DATA SUPPLIED Start Marker
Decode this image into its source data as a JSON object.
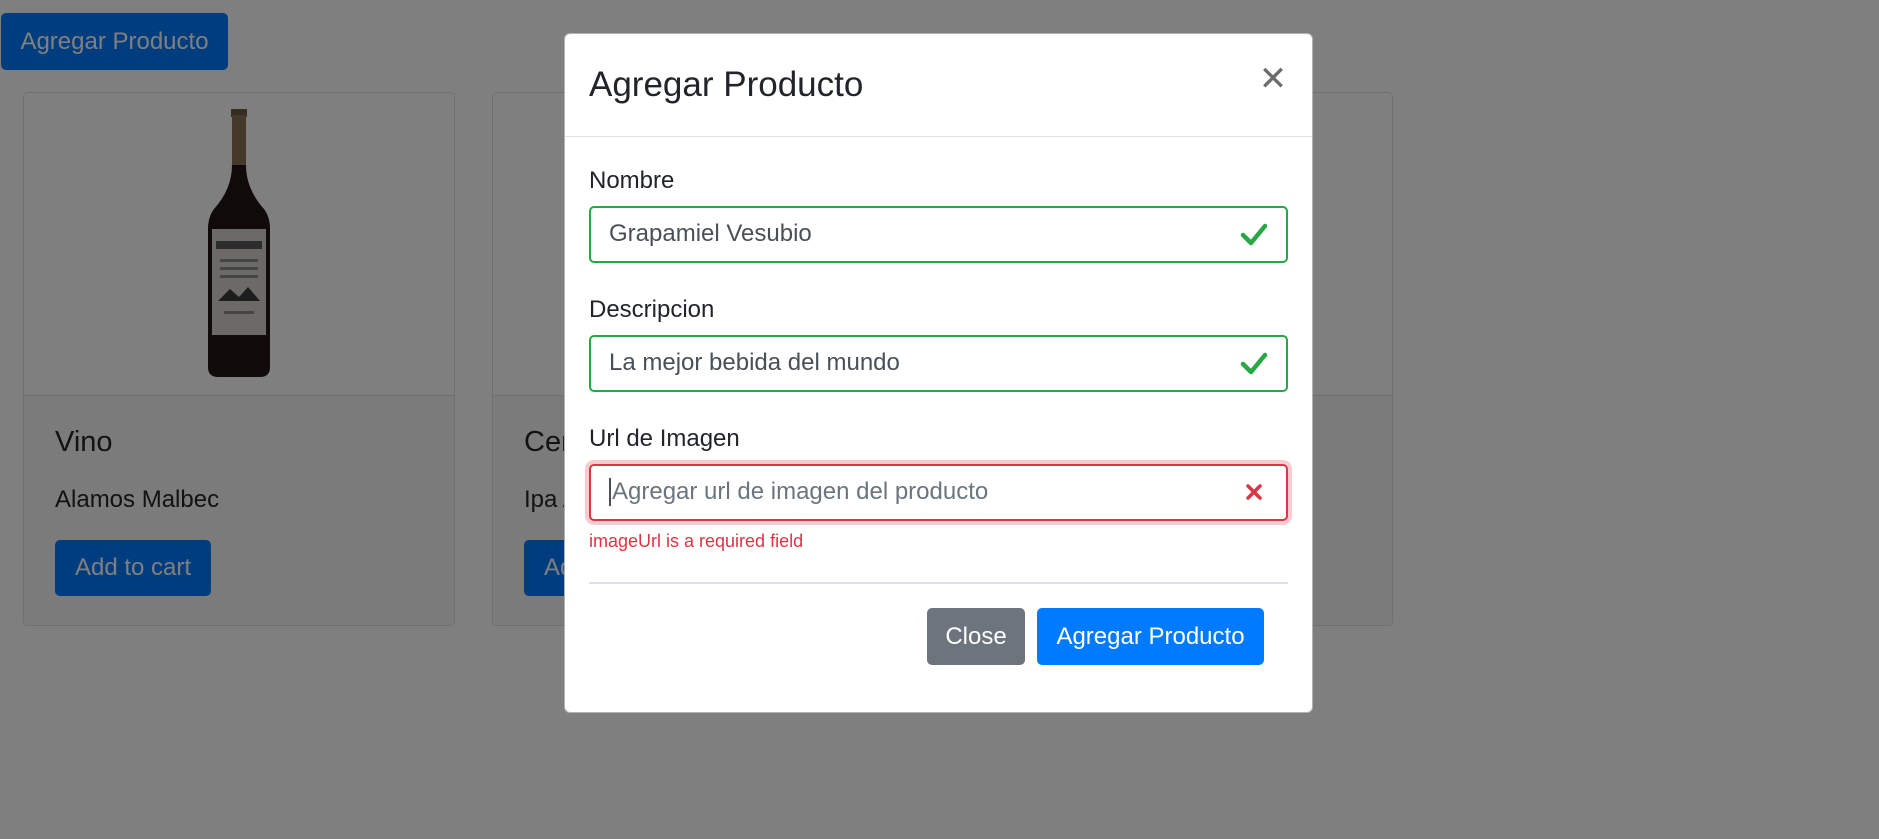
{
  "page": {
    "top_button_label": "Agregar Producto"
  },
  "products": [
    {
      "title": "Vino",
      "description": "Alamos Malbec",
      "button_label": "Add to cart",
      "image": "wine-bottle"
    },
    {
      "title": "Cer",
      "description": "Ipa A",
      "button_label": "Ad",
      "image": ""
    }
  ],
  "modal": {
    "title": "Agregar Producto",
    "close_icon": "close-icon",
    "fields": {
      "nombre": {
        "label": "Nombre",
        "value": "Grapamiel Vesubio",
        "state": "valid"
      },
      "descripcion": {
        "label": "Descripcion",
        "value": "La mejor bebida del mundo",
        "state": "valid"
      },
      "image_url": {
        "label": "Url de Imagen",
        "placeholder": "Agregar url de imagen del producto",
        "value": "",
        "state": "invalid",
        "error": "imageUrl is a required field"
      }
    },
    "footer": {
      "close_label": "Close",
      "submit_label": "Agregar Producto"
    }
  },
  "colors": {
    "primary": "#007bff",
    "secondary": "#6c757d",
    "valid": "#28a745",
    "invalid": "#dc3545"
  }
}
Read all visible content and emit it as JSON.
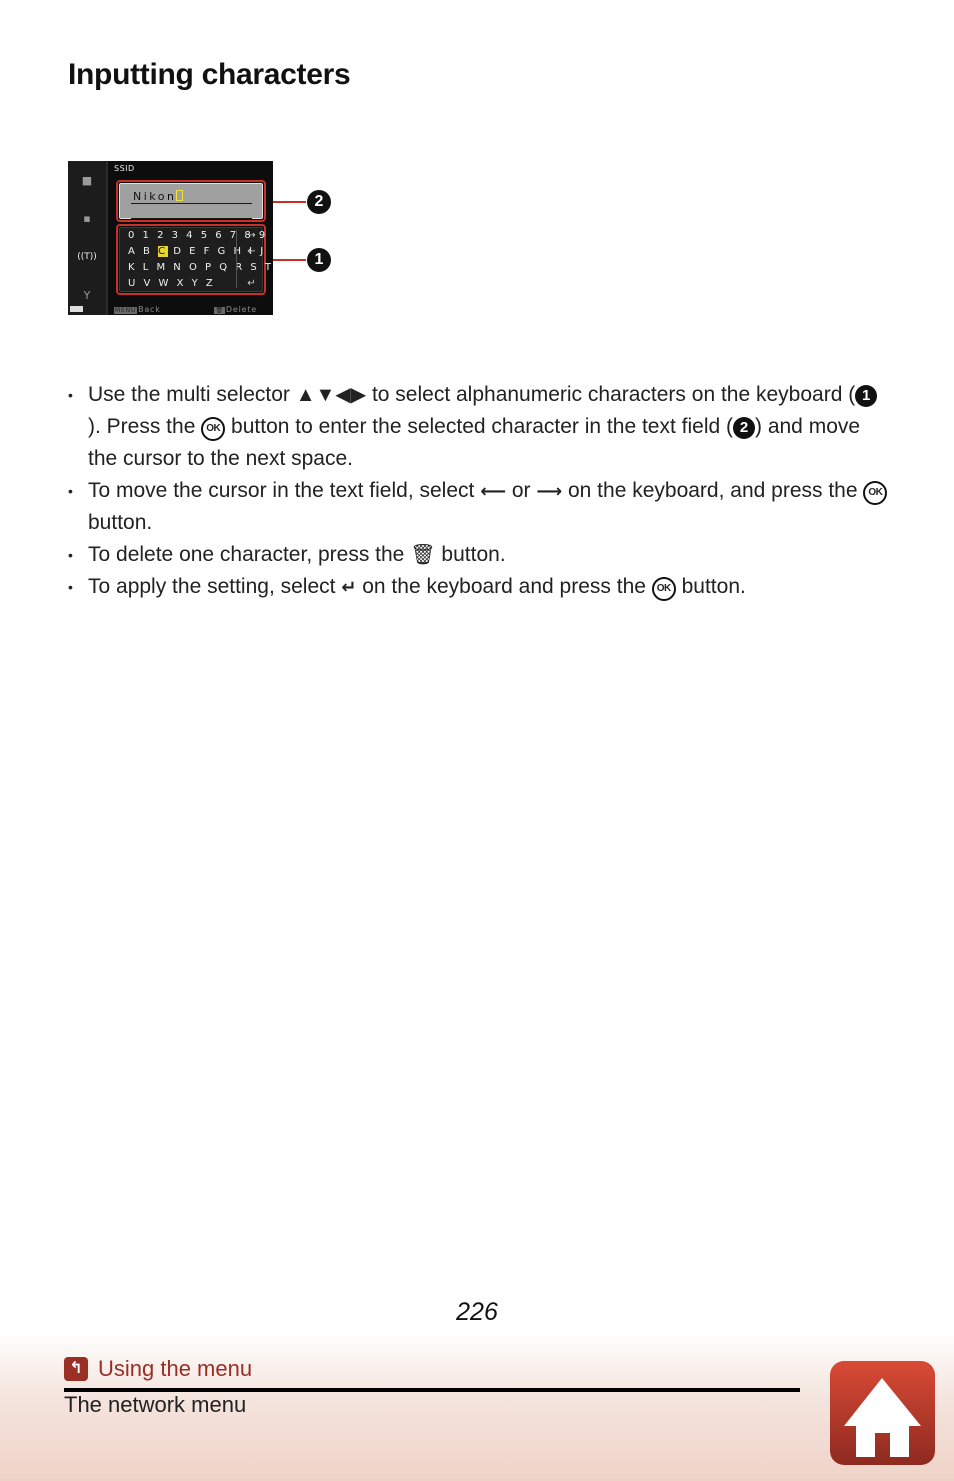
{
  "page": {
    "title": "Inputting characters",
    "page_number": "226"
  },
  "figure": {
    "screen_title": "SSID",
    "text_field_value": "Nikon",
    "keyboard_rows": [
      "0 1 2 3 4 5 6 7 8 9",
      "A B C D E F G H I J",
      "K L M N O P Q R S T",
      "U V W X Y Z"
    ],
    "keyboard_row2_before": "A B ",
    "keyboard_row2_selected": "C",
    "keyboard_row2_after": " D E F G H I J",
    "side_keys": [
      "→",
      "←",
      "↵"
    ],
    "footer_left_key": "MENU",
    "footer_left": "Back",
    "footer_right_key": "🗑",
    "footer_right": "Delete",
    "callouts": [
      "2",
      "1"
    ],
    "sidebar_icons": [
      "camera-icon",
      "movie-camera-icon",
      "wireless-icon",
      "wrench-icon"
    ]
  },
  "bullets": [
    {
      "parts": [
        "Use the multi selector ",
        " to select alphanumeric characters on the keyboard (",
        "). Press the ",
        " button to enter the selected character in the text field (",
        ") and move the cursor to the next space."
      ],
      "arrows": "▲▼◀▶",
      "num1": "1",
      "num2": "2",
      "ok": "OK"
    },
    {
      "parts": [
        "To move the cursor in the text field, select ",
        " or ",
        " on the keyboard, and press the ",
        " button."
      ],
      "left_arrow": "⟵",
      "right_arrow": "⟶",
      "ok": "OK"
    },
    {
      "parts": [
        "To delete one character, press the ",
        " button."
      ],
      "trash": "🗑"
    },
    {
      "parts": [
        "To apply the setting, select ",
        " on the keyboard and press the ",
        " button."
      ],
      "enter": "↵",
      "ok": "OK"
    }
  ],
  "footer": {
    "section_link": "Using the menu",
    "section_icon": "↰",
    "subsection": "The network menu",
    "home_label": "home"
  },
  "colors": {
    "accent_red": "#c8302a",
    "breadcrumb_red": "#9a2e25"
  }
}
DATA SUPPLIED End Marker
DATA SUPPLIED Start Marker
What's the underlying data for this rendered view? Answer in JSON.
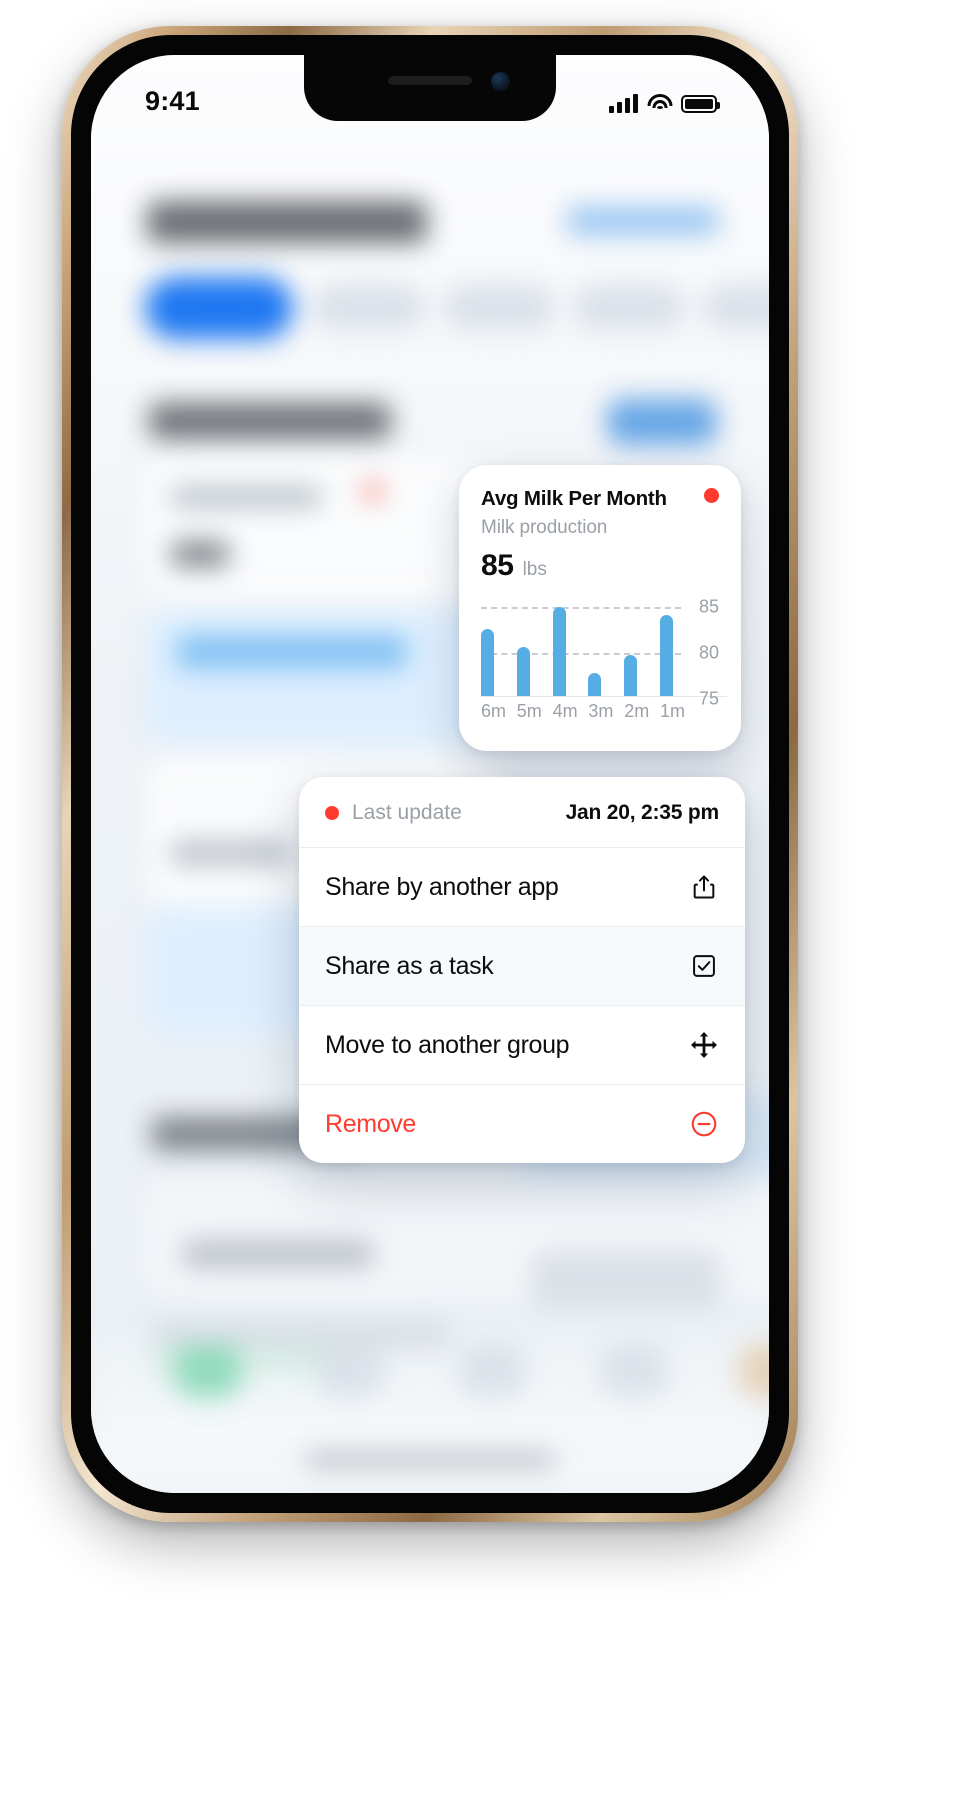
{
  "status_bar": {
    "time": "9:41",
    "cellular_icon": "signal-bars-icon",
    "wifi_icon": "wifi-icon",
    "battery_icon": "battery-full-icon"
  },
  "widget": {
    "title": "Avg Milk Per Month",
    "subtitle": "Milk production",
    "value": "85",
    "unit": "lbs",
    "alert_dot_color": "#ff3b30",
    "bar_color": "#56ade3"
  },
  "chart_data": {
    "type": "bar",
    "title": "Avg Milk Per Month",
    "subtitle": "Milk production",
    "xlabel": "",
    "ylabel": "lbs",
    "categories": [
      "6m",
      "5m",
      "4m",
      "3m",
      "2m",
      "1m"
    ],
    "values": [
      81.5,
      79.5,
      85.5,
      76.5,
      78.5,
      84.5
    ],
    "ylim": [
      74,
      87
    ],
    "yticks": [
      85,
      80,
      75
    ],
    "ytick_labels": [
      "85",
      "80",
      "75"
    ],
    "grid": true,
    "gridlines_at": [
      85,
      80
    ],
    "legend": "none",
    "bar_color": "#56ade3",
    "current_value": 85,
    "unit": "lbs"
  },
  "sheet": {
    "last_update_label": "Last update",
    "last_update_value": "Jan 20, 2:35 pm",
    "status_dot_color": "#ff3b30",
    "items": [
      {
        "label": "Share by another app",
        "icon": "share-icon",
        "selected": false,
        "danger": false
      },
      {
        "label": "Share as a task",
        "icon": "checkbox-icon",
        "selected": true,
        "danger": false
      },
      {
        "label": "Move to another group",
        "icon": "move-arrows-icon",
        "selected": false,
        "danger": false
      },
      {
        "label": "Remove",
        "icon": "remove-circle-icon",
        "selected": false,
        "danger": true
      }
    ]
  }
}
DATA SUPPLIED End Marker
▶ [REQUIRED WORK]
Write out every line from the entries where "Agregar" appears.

▶ [OUTPUT]
    "top_button_label": "Agregar Producto"
    "title": "Agregar Producto",
        "placeholder": "Agregar url de imagen del producto",
      "submit_label": "Agregar Producto"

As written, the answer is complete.